_Work item:_ Copy the listing that follows, line for line, without a single difference.

* * *

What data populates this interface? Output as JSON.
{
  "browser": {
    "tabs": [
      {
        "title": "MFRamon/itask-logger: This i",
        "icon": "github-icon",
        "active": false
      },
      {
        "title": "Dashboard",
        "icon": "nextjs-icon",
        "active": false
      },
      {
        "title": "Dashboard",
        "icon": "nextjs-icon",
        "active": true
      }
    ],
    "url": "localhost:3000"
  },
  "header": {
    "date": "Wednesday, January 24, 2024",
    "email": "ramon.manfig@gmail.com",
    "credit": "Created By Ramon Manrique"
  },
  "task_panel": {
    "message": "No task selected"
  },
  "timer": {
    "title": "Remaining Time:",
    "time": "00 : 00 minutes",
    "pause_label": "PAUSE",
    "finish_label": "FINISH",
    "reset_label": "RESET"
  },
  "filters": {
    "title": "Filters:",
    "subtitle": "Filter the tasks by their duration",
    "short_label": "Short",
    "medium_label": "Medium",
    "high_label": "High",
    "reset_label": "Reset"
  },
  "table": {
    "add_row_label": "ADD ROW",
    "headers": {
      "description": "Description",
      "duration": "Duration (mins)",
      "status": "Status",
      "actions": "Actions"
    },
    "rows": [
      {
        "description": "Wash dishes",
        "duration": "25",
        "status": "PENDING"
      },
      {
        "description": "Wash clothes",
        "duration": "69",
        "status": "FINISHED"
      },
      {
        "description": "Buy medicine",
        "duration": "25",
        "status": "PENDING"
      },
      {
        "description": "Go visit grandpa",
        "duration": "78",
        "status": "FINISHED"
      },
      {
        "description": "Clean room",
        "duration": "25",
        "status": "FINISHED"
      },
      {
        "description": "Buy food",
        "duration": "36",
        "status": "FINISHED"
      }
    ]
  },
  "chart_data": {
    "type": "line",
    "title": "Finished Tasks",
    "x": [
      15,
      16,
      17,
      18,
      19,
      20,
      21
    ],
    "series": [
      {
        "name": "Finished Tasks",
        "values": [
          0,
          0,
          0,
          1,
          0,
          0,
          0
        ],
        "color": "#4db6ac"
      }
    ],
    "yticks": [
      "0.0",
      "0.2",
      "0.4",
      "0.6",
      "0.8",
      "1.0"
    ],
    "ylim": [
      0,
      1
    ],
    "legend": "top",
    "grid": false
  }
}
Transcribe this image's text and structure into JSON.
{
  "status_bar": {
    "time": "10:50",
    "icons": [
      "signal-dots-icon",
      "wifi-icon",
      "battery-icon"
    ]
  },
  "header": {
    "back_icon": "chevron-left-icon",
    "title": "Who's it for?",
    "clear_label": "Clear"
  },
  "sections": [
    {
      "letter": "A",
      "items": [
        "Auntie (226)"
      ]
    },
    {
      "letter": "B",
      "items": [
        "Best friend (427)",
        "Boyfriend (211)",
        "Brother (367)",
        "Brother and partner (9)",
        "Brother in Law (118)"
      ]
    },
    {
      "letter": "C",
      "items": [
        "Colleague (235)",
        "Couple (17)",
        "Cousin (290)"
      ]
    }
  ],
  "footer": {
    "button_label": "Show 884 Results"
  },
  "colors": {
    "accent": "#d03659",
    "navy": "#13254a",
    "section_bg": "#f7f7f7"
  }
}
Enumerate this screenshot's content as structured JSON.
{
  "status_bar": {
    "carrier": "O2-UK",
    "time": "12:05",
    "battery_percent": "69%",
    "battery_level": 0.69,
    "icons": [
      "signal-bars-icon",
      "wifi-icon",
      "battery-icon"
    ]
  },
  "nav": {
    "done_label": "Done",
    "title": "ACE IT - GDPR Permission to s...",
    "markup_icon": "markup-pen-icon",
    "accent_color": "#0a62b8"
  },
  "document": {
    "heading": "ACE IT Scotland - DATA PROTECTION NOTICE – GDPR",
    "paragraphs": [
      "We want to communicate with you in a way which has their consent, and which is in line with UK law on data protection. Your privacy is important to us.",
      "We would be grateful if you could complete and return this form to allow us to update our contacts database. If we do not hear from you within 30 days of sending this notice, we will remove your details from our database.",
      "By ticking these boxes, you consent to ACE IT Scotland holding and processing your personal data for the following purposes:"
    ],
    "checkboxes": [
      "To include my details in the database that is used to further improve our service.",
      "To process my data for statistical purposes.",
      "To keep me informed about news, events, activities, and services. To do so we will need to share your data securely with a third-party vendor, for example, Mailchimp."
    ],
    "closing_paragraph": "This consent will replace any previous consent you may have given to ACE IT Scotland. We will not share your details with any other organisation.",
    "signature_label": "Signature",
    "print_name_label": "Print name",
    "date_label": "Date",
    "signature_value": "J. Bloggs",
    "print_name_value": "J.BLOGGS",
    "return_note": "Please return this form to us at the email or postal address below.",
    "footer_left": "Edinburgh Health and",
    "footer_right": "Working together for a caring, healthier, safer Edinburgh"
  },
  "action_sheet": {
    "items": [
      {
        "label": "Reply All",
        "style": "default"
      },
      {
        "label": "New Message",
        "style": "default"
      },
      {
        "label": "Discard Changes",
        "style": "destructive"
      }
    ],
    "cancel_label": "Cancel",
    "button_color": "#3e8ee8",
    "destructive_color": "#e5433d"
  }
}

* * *

_Solution to this task:_
What data populates this interface? Output as JSON.
{
  "browser": {
    "tabs": [
      {
        "title": "MFRamon/itask-logger: This i",
        "icon": "github-icon",
        "active": false
      },
      {
        "title": "Dashboard",
        "icon": "nextjs-icon",
        "active": false
      },
      {
        "title": "Dashboard",
        "icon": "nextjs-icon",
        "active": true
      }
    ],
    "url": "localhost:3000"
  },
  "header": {
    "date": "Wednesday, January 24, 2024",
    "email": "ramon.manfig@gmail.com",
    "credit": "Created By Ramon Manrique"
  },
  "task_panel": {
    "message": "No task selected"
  },
  "timer": {
    "title": "Remaining Time:",
    "time": "00 : 00 minutes",
    "pause_label": "PAUSE",
    "finish_label": "FINISH",
    "reset_label": "RESET"
  },
  "filters": {
    "title": "Filters:",
    "subtitle": "Filter the tasks by their duration",
    "short_label": "Short",
    "medium_label": "Medium",
    "high_label": "High",
    "reset_label": "Reset"
  },
  "table": {
    "add_row_label": "ADD ROW",
    "headers": {
      "description": "Description",
      "duration": "Duration (mins)",
      "status": "Status",
      "actions": "Actions"
    },
    "rows": [
      {
        "description": "Wash dishes",
        "duration": "25",
        "status": "PENDING"
      },
      {
        "description": "Wash clothes",
        "duration": "69",
        "status": "FINISHED"
      },
      {
        "description": "Buy medicine",
        "duration": "25",
        "status": "PENDING"
      },
      {
        "description": "Go visit grandpa",
        "duration": "78",
        "status": "FINISHED"
      },
      {
        "description": "Clean room",
        "duration": "25",
        "status": "FINISHED"
      },
      {
        "description": "Buy food",
        "duration": "36",
        "status": "FINISHED"
      }
    ]
  },
  "chart_data": {
    "type": "line",
    "title": "Finished Tasks",
    "x": [
      15,
      16,
      17,
      18,
      19,
      20,
      21
    ],
    "series": [
      {
        "name": "Finished Tasks",
        "values": [
          0,
          0,
          0,
          1,
          0,
          0,
          0
        ],
        "color": "#4db6ac"
      }
    ],
    "yticks": [
      "0.0",
      "0.2",
      "0.4",
      "0.6",
      "0.8",
      "1.0"
    ],
    "ylim": [
      0,
      1
    ],
    "legend": "top",
    "grid": false
  }
}
Transcribe this image's text and structure into JSON.
{
  "status_bar": {
    "time": "10:50",
    "icons": [
      "signal-dots-icon",
      "wifi-icon",
      "battery-icon"
    ]
  },
  "header": {
    "back_icon": "chevron-left-icon",
    "title": "Who's it for?",
    "clear_label": "Clear"
  },
  "sections": [
    {
      "letter": "A",
      "items": [
        "Auntie (226)"
      ]
    },
    {
      "letter": "B",
      "items": [
        "Best friend (427)",
        "Boyfriend (211)",
        "Brother (367)",
        "Brother and partner (9)",
        "Brother in Law (118)"
      ]
    },
    {
      "letter": "C",
      "items": [
        "Colleague (235)",
        "Couple (17)",
        "Cousin (290)"
      ]
    }
  ],
  "footer": {
    "button_label": "Show 884 Results"
  },
  "colors": {
    "accent": "#d03659",
    "navy": "#13254a",
    "section_bg": "#f7f7f7"
  }
}
Enumerate this screenshot's content as structured JSON.
{
  "status_bar": {
    "carrier": "O2-UK",
    "time": "12:05",
    "battery_percent": "69%",
    "battery_level": 0.69,
    "icons": [
      "signal-bars-icon",
      "wifi-icon",
      "battery-icon"
    ]
  },
  "nav": {
    "done_label": "Done",
    "title": "ACE IT - GDPR Permission to s...",
    "markup_icon": "markup-pen-icon",
    "accent_color": "#0a62b8"
  },
  "document": {
    "heading": "ACE IT Scotland - DATA PROTECTION NOTICE – GDPR",
    "paragraphs": [
      "We want to communicate with you in a way which has their consent, and which is in line with UK law on data protection. Your privacy is important to us.",
      "We would be grateful if you could complete and return this form to allow us to update our contacts database. If we do not hear from you within 30 days of sending this notice, we will remove your details from our database.",
      "By ticking these boxes, you consent to ACE IT Scotland holding and processing your personal data for the following purposes:"
    ],
    "checkboxes": [
      "To include my details in the database that is used to further improve our service.",
      "To process my data for statistical purposes.",
      "To keep me informed about news, events, activities, and services. To do so we will need to share your data securely with a third-party vendor, for example, Mailchimp."
    ],
    "closing_paragraph": "This consent will replace any previous consent you may have given to ACE IT Scotland. We will not share your details with any other organisation.",
    "signature_label": "Signature",
    "print_name_label": "Print name",
    "date_label": "Date",
    "signature_value": "J. Bloggs",
    "print_name_value": "J.BLOGGS",
    "return_note": "Please return this form to us at the email or postal address below.",
    "footer_left": "Edinburgh Health and",
    "footer_right": "Working together for a caring, healthier, safer Edinburgh"
  },
  "action_sheet": {
    "items": [
      {
        "label": "Reply All",
        "style": "default"
      },
      {
        "label": "New Message",
        "style": "default"
      },
      {
        "label": "Discard Changes",
        "style": "destructive"
      }
    ],
    "cancel_label": "Cancel",
    "button_color": "#3e8ee8",
    "destructive_color": "#e5433d"
  }
}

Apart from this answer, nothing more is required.